Cantabria, a district of ancient-Spain, bordering on the S. coast of the bay of Biscay, and including, according to some of the earlier geographers, what are now the provinces of Oviedo, Santander, Biscay, and Guipuzcoa. After the Roman invasion the name was restricted to the western half, included in that part of the peninsula known as Hispania Tar-raconensis. On the east were the territories of the Autrigones, Varduli, and Vascones; on the west the river Salia separated it from the country of the Astures; and the southern boundary was formed by the Cantabrian mountains. The river Ebro (Iberus) takes its rise near the district occupied by the Tuisi, one of the five principal tribes (the Pleutauri, Varduli, Autrigones, Oonisci or Goncani, and Tuisi) into which the inhabitants were divided. Pliny mentions nine cities of Cantabria, of which Juliobriga alone was of any importance. - The Cantabri were a warlike people, and of all the Iberian nations opposed the stoutest resistance to the Romans, and, though more than once forced into nominal subjection, were never wholly subdued. A portion of them acknowledged the supremacy of Augustus, but the bulk of the nation preserved their independence among the fastnesses of their mountains.

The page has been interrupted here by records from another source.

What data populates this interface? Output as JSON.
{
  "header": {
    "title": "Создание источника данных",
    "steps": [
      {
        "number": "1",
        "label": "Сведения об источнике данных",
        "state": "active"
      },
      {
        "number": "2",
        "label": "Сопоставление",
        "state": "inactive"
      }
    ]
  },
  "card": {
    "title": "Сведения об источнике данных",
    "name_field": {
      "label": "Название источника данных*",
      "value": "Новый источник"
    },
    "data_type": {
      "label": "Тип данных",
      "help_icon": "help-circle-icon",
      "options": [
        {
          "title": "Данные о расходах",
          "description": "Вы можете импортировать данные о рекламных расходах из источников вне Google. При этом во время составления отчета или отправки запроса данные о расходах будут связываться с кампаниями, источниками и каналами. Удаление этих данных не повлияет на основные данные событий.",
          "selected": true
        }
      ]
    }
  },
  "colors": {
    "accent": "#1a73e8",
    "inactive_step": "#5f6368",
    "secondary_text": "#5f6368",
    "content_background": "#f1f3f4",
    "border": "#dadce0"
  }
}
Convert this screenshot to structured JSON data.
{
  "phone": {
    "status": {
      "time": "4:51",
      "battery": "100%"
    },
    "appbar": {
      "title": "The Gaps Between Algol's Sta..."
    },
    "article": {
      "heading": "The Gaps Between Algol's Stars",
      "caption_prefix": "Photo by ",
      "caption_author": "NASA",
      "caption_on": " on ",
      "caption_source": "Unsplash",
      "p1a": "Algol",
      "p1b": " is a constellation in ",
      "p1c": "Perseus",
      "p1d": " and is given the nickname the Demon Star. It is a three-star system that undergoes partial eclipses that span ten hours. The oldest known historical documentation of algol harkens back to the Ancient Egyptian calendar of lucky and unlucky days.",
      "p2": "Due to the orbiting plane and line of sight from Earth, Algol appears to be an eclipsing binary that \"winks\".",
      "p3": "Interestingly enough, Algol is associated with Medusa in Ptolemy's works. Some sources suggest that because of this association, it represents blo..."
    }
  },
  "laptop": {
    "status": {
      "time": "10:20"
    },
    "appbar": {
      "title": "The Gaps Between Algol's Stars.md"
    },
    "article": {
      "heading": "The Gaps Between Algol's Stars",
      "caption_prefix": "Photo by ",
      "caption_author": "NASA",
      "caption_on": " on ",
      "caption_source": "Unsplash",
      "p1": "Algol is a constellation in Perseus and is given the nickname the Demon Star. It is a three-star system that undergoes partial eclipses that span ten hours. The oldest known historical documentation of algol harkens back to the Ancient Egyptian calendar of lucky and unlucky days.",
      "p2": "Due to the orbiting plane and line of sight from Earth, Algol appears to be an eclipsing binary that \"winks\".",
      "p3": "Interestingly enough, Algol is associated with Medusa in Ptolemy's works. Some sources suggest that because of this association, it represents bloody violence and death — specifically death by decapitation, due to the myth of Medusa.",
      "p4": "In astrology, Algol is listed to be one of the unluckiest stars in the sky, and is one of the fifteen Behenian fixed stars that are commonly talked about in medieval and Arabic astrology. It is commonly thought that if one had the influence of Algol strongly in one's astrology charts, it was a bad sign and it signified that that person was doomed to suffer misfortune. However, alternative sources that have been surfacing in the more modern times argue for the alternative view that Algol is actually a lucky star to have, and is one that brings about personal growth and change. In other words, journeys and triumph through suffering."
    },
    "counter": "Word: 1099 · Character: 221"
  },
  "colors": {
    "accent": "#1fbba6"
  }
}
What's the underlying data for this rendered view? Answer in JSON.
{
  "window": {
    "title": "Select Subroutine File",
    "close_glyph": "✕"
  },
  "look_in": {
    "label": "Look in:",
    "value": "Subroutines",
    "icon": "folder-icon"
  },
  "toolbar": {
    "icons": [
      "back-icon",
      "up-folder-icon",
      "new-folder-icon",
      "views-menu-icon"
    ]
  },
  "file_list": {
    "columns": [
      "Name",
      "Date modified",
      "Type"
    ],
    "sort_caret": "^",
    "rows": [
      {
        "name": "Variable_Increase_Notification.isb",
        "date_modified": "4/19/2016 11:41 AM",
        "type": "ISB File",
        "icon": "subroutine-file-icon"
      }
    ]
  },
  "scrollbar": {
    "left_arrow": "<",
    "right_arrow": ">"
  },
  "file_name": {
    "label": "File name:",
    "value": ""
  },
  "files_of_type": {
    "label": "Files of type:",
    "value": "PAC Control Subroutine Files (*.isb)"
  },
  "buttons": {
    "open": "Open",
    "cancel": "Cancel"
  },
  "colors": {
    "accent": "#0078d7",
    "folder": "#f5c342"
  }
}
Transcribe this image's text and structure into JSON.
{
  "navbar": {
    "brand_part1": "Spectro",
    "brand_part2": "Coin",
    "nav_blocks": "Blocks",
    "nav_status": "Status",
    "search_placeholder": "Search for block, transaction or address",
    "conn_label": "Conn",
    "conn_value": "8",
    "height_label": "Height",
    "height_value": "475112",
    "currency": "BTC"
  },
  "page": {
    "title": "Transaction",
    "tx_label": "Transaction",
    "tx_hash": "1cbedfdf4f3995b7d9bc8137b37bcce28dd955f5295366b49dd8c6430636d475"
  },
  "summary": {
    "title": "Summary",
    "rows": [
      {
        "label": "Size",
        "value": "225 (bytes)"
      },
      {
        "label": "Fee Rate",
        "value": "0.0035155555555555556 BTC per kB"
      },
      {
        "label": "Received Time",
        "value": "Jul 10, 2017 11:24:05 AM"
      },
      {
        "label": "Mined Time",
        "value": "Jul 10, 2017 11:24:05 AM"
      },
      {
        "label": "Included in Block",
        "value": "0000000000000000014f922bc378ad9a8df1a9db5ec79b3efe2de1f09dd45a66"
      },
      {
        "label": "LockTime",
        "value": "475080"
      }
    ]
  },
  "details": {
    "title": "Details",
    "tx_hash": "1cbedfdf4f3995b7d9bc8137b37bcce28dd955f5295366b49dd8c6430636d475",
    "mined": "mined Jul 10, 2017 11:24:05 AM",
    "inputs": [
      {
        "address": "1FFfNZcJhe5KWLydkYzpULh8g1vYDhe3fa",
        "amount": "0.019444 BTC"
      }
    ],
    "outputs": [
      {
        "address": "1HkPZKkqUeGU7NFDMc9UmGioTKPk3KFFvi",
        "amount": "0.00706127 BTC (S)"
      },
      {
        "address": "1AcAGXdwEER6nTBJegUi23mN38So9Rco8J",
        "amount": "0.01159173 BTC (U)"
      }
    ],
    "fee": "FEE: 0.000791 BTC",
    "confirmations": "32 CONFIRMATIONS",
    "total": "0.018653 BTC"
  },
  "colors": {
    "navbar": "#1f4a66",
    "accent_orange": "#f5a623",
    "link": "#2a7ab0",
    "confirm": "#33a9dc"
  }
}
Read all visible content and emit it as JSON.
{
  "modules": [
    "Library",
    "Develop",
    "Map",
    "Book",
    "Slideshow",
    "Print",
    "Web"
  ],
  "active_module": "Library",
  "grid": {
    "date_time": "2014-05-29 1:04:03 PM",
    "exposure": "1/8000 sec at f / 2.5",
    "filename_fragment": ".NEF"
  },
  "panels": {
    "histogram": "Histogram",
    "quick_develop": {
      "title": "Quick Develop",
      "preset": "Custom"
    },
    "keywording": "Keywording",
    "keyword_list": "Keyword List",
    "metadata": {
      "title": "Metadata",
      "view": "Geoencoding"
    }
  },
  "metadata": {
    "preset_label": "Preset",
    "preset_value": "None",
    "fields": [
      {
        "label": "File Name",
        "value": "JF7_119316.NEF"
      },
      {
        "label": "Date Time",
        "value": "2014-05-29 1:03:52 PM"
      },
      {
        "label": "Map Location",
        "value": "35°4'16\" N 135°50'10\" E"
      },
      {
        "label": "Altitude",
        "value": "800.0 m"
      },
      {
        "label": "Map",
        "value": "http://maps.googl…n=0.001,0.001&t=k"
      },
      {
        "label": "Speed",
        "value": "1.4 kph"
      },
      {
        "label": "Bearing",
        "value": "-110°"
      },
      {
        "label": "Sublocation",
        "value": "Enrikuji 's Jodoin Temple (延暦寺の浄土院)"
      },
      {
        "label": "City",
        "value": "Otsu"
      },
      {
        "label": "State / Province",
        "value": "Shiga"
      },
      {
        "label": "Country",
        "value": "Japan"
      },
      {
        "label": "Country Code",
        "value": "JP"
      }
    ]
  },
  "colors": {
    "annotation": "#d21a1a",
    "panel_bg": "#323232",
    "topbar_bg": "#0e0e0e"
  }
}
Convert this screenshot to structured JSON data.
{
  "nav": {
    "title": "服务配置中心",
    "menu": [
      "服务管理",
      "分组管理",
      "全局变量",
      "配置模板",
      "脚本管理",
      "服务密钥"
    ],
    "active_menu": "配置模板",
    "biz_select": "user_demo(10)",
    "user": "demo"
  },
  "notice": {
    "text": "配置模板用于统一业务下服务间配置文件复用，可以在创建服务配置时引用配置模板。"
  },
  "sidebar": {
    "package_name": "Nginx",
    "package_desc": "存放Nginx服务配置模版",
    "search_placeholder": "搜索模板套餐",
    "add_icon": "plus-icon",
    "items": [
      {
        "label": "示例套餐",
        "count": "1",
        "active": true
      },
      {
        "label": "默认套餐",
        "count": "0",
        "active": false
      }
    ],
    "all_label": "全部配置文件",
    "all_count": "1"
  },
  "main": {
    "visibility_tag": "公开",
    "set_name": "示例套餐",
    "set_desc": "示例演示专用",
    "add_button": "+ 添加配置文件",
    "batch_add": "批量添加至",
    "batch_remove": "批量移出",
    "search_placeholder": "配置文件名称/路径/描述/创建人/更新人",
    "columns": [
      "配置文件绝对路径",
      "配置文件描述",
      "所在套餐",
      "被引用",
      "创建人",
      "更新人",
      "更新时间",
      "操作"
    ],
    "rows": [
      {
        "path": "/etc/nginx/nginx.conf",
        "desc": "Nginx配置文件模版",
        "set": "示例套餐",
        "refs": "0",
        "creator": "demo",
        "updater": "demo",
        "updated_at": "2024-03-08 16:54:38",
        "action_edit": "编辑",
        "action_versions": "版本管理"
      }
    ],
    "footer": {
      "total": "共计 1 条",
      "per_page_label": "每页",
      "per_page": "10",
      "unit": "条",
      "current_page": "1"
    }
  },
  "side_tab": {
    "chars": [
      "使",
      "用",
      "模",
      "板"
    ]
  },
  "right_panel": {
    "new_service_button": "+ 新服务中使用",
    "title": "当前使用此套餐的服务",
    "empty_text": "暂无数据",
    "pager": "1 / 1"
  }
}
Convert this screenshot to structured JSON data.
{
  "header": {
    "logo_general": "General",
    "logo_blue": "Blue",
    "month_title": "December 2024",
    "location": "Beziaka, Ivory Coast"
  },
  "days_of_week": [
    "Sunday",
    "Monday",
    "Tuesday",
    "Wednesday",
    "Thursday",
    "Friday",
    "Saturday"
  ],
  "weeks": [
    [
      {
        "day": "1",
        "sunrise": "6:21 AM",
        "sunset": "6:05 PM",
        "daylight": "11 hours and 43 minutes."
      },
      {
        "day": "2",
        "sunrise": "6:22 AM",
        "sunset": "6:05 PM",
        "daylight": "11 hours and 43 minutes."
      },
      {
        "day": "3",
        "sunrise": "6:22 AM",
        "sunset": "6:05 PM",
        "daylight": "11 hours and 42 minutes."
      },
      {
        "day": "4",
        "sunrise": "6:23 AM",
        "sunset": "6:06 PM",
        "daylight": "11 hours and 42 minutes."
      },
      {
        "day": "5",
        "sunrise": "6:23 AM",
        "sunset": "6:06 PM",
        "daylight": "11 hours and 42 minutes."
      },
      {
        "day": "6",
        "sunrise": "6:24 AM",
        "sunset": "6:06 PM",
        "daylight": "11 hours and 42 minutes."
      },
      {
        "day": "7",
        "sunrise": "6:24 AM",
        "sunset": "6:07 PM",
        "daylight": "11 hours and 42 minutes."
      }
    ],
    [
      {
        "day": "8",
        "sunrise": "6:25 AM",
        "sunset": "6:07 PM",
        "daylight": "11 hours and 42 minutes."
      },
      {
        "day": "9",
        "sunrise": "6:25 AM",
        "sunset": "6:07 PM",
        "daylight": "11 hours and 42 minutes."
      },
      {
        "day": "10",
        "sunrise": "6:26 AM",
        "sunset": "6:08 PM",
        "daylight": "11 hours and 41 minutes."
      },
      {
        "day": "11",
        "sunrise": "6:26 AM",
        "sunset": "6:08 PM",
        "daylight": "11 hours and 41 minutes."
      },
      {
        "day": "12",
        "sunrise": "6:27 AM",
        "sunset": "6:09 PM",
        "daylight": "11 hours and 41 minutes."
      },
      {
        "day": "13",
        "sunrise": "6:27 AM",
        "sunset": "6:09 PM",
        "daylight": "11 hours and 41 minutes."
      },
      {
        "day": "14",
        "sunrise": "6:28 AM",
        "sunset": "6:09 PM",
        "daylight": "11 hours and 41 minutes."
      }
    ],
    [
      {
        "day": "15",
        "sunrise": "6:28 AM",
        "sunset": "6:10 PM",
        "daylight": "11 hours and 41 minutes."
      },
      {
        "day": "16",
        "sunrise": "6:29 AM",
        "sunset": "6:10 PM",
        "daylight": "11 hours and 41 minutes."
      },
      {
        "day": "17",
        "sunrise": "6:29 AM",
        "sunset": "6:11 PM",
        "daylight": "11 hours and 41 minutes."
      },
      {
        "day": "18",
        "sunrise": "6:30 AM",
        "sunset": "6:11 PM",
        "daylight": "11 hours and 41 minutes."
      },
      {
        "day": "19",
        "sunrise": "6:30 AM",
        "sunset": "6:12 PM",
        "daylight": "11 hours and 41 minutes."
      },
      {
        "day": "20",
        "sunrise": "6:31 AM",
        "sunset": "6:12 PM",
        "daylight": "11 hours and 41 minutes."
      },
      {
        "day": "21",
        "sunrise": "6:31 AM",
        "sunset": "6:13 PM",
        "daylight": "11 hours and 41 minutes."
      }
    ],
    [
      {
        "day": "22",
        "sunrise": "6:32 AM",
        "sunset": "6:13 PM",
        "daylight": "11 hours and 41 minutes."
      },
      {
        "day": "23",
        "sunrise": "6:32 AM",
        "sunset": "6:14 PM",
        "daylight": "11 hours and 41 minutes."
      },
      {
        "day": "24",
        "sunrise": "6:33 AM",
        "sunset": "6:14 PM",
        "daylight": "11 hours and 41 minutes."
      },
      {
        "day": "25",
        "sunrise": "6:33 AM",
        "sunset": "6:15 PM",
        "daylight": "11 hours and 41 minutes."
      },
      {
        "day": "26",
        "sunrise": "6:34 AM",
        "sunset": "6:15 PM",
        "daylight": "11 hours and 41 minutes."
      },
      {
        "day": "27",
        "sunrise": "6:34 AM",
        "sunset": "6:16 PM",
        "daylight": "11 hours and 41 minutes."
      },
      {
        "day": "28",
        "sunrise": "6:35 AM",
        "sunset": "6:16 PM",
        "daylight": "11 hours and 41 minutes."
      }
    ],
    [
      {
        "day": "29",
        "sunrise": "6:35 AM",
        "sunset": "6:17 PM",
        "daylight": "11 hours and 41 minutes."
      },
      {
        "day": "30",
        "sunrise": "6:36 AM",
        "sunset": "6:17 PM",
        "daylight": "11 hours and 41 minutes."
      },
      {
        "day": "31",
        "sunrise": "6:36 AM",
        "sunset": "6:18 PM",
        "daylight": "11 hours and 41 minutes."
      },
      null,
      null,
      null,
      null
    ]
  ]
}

After their first partial subjection, 25 B. 0., they several times revolted, and were almost exterminated by Agrippa in 19.